* _Work task_
Only the text belongs in the copy: retype each record exactly as it appears.

* _Record excerpts_
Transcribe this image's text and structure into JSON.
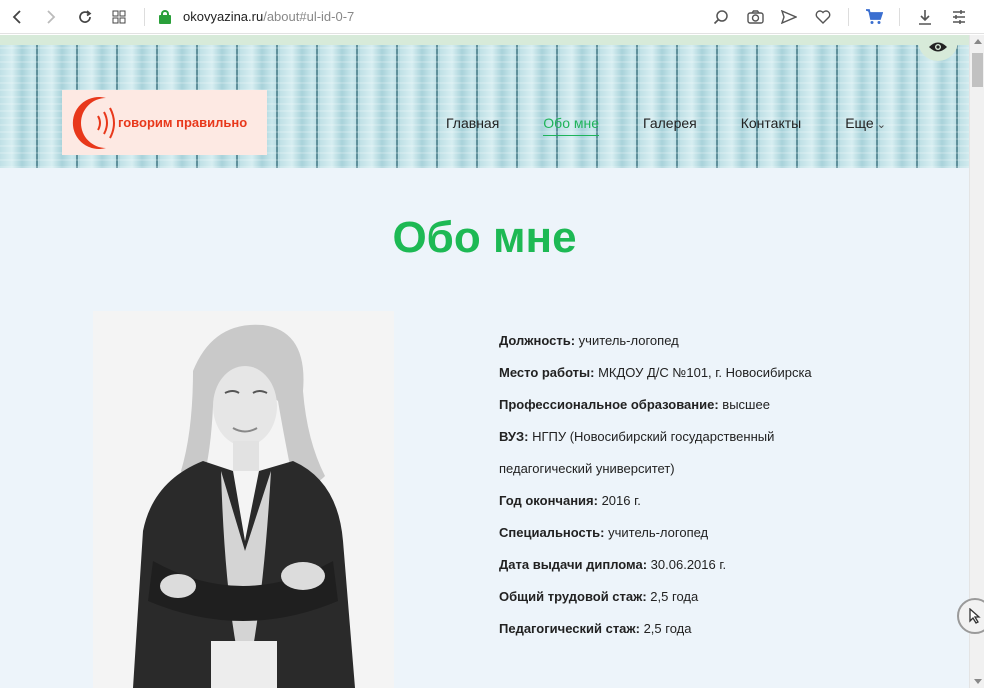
{
  "browser": {
    "url_domain": "okovyazina.ru",
    "url_path": "/about#ul-id-0-7",
    "icons": [
      "back-icon",
      "forward-icon",
      "reload-icon",
      "tabs-grid-icon",
      "lock-icon",
      "search-icon",
      "camera-icon",
      "send-icon",
      "heart-icon",
      "cart-icon",
      "download-icon",
      "menu-icon"
    ]
  },
  "site": {
    "logo_text": "говорим правильно",
    "nav": [
      {
        "label": "Главная"
      },
      {
        "label": "Обо мне"
      },
      {
        "label": "Галерея"
      },
      {
        "label": "Контакты"
      },
      {
        "label": "Еще"
      }
    ],
    "active_nav": "Обо мне",
    "accent_color": "#1db954"
  },
  "main": {
    "title": "Обо мне",
    "details": [
      {
        "key": "Должность:",
        "value": " учитель-логопед"
      },
      {
        "key": "Место работы:",
        "value": " МКДОУ Д/С №101, г. Новосибирска"
      },
      {
        "key": "Профессиональное образование:",
        "value": " высшее"
      },
      {
        "key": "ВУЗ:",
        "value": " НГПУ (Новосибирский государственный"
      },
      {
        "key": "",
        "value": "педагогический университет)"
      },
      {
        "key": "Год окончания:",
        "value": " 2016 г."
      },
      {
        "key": "Специальность:",
        "value": " учитель-логопед"
      },
      {
        "key": "Дата выдачи диплома:",
        "value": " 30.06.2016 г."
      },
      {
        "key": "Общий трудовой стаж:",
        "value": " 2,5 года"
      },
      {
        "key": "Педагогический стаж:",
        "value": " 2,5 года"
      }
    ]
  }
}
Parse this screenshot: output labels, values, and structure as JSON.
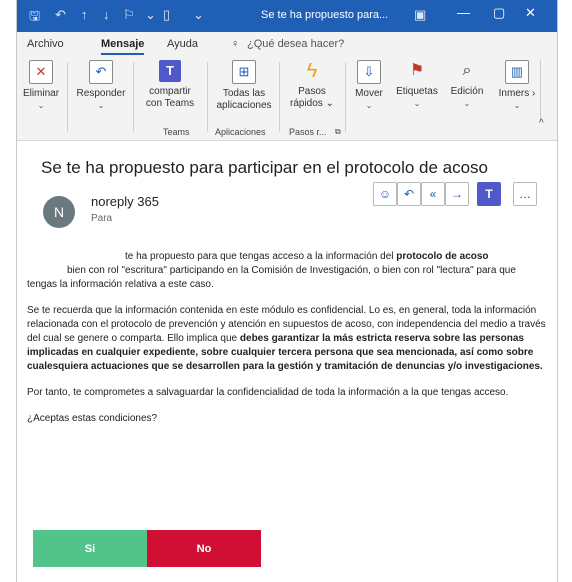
{
  "window": {
    "title": "Se te ha propuesto para..."
  },
  "menu": {
    "tabs": [
      "Archivo",
      "Mensaje",
      "Ayuda"
    ],
    "search_placeholder": "¿Qué desea hacer?"
  },
  "ribbon": {
    "buttons": [
      {
        "label": "Eliminar"
      },
      {
        "label": "Responder"
      },
      {
        "label": "compartir con Teams"
      },
      {
        "label": "Todas las aplicaciones"
      },
      {
        "label": "Pasos rápidos"
      },
      {
        "label": "Mover"
      },
      {
        "label": "Etiquetas"
      },
      {
        "label": "Edición"
      },
      {
        "label": "Inmers"
      }
    ],
    "groups": [
      "Teams",
      "Aplicaciones",
      "Pasos r..."
    ]
  },
  "message": {
    "subject": "Se te ha propuesto para participar en el protocolo de acoso",
    "sender": "noreply 365",
    "avatar_initial": "N",
    "to_label": "Para",
    "p1_a": "te ha propuesto para que tengas acceso a la información del ",
    "p1_b": "protocolo de acoso",
    "p1_c": "bien con rol \"escritura\" participando en la Comisión de Investigación, o bien con rol \"lectura\" para que tengas la información relativa a este caso.",
    "p2_a": "Se te recuerda que la información contenida en este módulo es confidencial. Lo es, en general, toda la información relacionada con el protocolo de prevención y atención en supuestos de acoso, con independencia del medio a través del cual se genere o comparta. Ello implica que ",
    "p2_b": "debes garantizar la más estricta reserva sobre las personas implicadas en cualquier expediente, sobre cualquier tercera persona que sea mencionada, así como sobre cualesquiera actuaciones que se desarrollen para la gestión y tramitación de denuncias y/o investigaciones.",
    "p3": "Por tanto, te comprometes a salvaguardar la confidencialidad de toda la información a la que tengas acceso.",
    "p4": "¿Aceptas estas condiciones?",
    "yes_label": "Si",
    "no_label": "No"
  },
  "colors": {
    "titlebar": "#1f5fb6",
    "yes": "#52c48a",
    "no": "#d10f34"
  }
}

* _Task answer_
Transcribe this image's text and structure into JSON.
{
  "browser": {
    "url_domain": "okovyazina.ru",
    "url_path": "/about#ul-id-0-7",
    "icons": [
      "back-icon",
      "forward-icon",
      "reload-icon",
      "tabs-grid-icon",
      "lock-icon",
      "search-icon",
      "camera-icon",
      "send-icon",
      "heart-icon",
      "cart-icon",
      "download-icon",
      "menu-icon"
    ]
  },
  "site": {
    "logo_text": "говорим правильно",
    "nav": [
      {
        "label": "Главная"
      },
      {
        "label": "Обо мне"
      },
      {
        "label": "Галерея"
      },
      {
        "label": "Контакты"
      },
      {
        "label": "Еще"
      }
    ],
    "active_nav": "Обо мне",
    "accent_color": "#1db954"
  },
  "main": {
    "title": "Обо мне",
    "details": [
      {
        "key": "Должность:",
        "value": " учитель-логопед"
      },
      {
        "key": "Место работы:",
        "value": " МКДОУ Д/С №101, г. Новосибирска"
      },
      {
        "key": "Профессиональное образование:",
        "value": " высшее"
      },
      {
        "key": "ВУЗ:",
        "value": " НГПУ (Новосибирский государственный"
      },
      {
        "key": "",
        "value": "педагогический университет)"
      },
      {
        "key": "Год окончания:",
        "value": " 2016 г."
      },
      {
        "key": "Специальность:",
        "value": " учитель-логопед"
      },
      {
        "key": "Дата выдачи диплома:",
        "value": " 30.06.2016 г."
      },
      {
        "key": "Общий трудовой стаж:",
        "value": " 2,5 года"
      },
      {
        "key": "Педагогический стаж:",
        "value": " 2,5 года"
      }
    ]
  }
}
Parse this screenshot: output labels, values, and structure as JSON.
{
  "window": {
    "title": "Se te ha propuesto para..."
  },
  "menu": {
    "tabs": [
      "Archivo",
      "Mensaje",
      "Ayuda"
    ],
    "search_placeholder": "¿Qué desea hacer?"
  },
  "ribbon": {
    "buttons": [
      {
        "label": "Eliminar"
      },
      {
        "label": "Responder"
      },
      {
        "label": "compartir con Teams"
      },
      {
        "label": "Todas las aplicaciones"
      },
      {
        "label": "Pasos rápidos"
      },
      {
        "label": "Mover"
      },
      {
        "label": "Etiquetas"
      },
      {
        "label": "Edición"
      },
      {
        "label": "Inmers"
      }
    ],
    "groups": [
      "Teams",
      "Aplicaciones",
      "Pasos r..."
    ]
  },
  "message": {
    "subject": "Se te ha propuesto para participar en el protocolo de acoso",
    "sender": "noreply 365",
    "avatar_initial": "N",
    "to_label": "Para",
    "p1_a": "te ha propuesto para que tengas acceso a la información del ",
    "p1_b": "protocolo de acoso",
    "p1_c": "bien con rol \"escritura\" participando en la Comisión de Investigación, o bien con rol \"lectura\" para que tengas la información relativa a este caso.",
    "p2_a": "Se te recuerda que la información contenida en este módulo es confidencial. Lo es, en general, toda la información relacionada con el protocolo de prevención y atención en supuestos de acoso, con independencia del medio a través del cual se genere o comparta. Ello implica que ",
    "p2_b": "debes garantizar la más estricta reserva sobre las personas implicadas en cualquier expediente, sobre cualquier tercera persona que sea mencionada, así como sobre cualesquiera actuaciones que se desarrollen para la gestión y tramitación de denuncias y/o investigaciones.",
    "p3": "Por tanto, te comprometes a salvaguardar la confidencialidad de toda la información a la que tengas acceso.",
    "p4": "¿Aceptas estas condiciones?",
    "yes_label": "Si",
    "no_label": "No"
  },
  "colors": {
    "titlebar": "#1f5fb6",
    "yes": "#52c48a",
    "no": "#d10f34"
  }
}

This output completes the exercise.